Vasyl Lomachenko vs Nicholas Walters was supposed to be one of the biggest fights of the year. And since it followed the controversial but competitive Kovalev-Ward Light Heavyweight title showdown, it had its lofty expectations. Unfortunately, it ended in the manner a very few expected.
No Mas. #LomachenkoWalters
— Erickson Lubin (@EricksonHammerL) November 27, 2016
Remember Roberto Duran against Sugar Ray Leonard on November 25, 1980? The legendary Panamanian slugger inexplicably quit with 16 seconds to go in the eight round of his rematch with Leonard. “NO MAS” was thus born, although Duran now denies saying those exact words to anybody in that ring.

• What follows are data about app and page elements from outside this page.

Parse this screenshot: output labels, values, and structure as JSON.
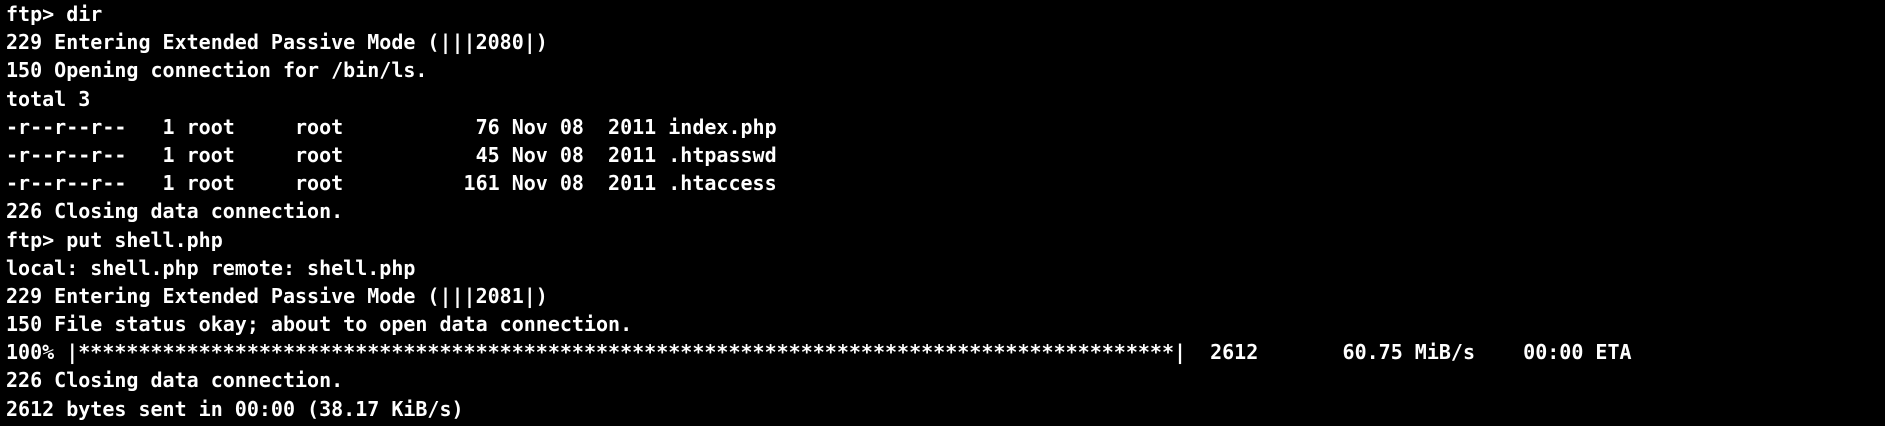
{
  "terminal": {
    "lines": [
      "ftp> dir",
      "229 Entering Extended Passive Mode (|||2080|)",
      "150 Opening connection for /bin/ls.",
      "total 3",
      "-r--r--r--   1 root     root           76 Nov 08  2011 index.php",
      "-r--r--r--   1 root     root           45 Nov 08  2011 .htpasswd",
      "-r--r--r--   1 root     root          161 Nov 08  2011 .htaccess",
      "226 Closing data connection.",
      "ftp> put shell.php",
      "local: shell.php remote: shell.php",
      "229 Entering Extended Passive Mode (|||2081|)",
      "150 File status okay; about to open data connection.",
      "100% |*******************************************************************************************|  2612       60.75 MiB/s    00:00 ETA",
      "226 Closing data connection.",
      "2612 bytes sent in 00:00 (38.17 KiB/s)"
    ]
  }
}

Thirty six years later, same month and one day apart ( November 26, 2016 ), Nicholas Walters refused to fight on after seven rounds of his WBO Super Featherweight title bout with Vasyl Lomachenko. Although Walters was a big underdog in the oddsmakers books at +475, several camps were giving him a shot to upend Lomachenko, especially with his punching power and toughness.
The Axe Man
.@AxeManWalters has won 10 of his last 14 fights by knockout. He looks to do the same on 11/26. #LomachenkoWalters pic.twitter.com/b4hxElL558
— Top Rank Boxing (@trboxing) November 19, 2016
Coming to the fight, Nicholas Walters had a reputation as one of the sport’s most feared punchers. The proud Jamaican warriors was unbeaten in 27 fights and had knocked out 21 opponents in 26 total wins. Known as the Axe Man for chopping down his opponents, Walters had knocked out 10 of his last 14 opponents.
While Lomachenko had a legendary amateur reputation, he had never faced an elite puncher in six professional bouts. Walters was to provide his his biggest test. As for Walters, he had faced an excellent technical boxer in Donaire and his power prevailed over Donaire’s skills. Knockout artist versus highly skilled ring tactician. This was a battle of styles and it was supposed to be a classic.
In June, @vasyllomachenko won the WBO Jr. Lightweight title. Now he looks to defend it on 11/26. #LomachenkoWalters pic.twitter.com/1jOL29iBrv
— Top Rank Boxing (@trboxing) November 18, 2016
So what happened to Nicholas Walters ?
Walters blamed inactivity for his defeat. The Axe Man hadn’t fought since getting ‘robbed’ of a victory against Jason Sosa in December 2015. He and Loma were supposed to fight earlier this year but Walters priced himself out of that bout. Lomachenko took a June 11 fight with Rocky Martinez and won his second world title.
But more than ring rust, it was ‘hi-tech’ that did it. Lomachenko’s footwork and movement were too good, they negated Walters’ power and length. Sure, Loma never faced a puncher like Walters, but Walters had never seen someone as technically good as Lomachenko. During the fight, Walters didn’t look like he was taking in serious damage ( except perhaps in Round 7 ). But if you take a look at the punch statistics, Lomachenko was annhilating Nicholas Walters round after round.
@RBRBoxing Walters was getting annihilated in the punch stats. #LomachenkoWalters pic.twitter.com/RB9DLcplcv
— Throwdown Scoring (@Throwdownscore) November 27, 2016
Compubox numbers ( taken from its mobile app Throwdown Scoring ) showed that Lomachenko at least doubled Walters punch output. Despite Walters having an eight inch reach advantage, Lomachenko out jabbed him 36-15. And despite Walters being the heavier puncher, Lomachenko outgunned him 78-34 in power punches.
Lomachenko was below his average of 37.9% connect percentage at 26.1% last Saturday night. But he made Walters miss a lot, allowing the Axe Man to connect on just 18.6% of his total punches. Coming to the fight, Walters averaged 7.7 jabs and 21.6 total punches landed per round. He only landed a total of 15 jabs and 59 total punches in seven rounds against Vasyl Lomachenko. Loma’s domination was on full display in the 7th when he outlanded Walters 30-5 in total punches.
Loma Too Good?
Lomachenko is so good most of his fights look like mismatches. #LomachenkoWalters #lomachenko https://t.co/vlNdMyyBmL
— Boxing Kingdom (@BoxingKingdom14) November 27, 2016
Before the bout, Top Rank’s Bob Arum compared Lomachenko to Muhammad Ali. Well, that sounded self serving, considering old Bob promoted Loma. We often talk about Lomachenko’s 396-1 amateur record and him winning both the World Championships and Olympics on consecutive occassions but didn’t he lose to Orlando Salido in his second pro bout?
However, the victory over Nicholas Walters only proves Lomachenko is the real deal, worthy of pound for pound recognition. Loma is so good, he made Walters looks so bad. Lomachenko made the fight appear like a seven round mismatch. Sure, Nicholas Walters can blame inactivity for his defeat. But as they say, ring rust is but a mental weakness and exists only if you don’t train hard enough.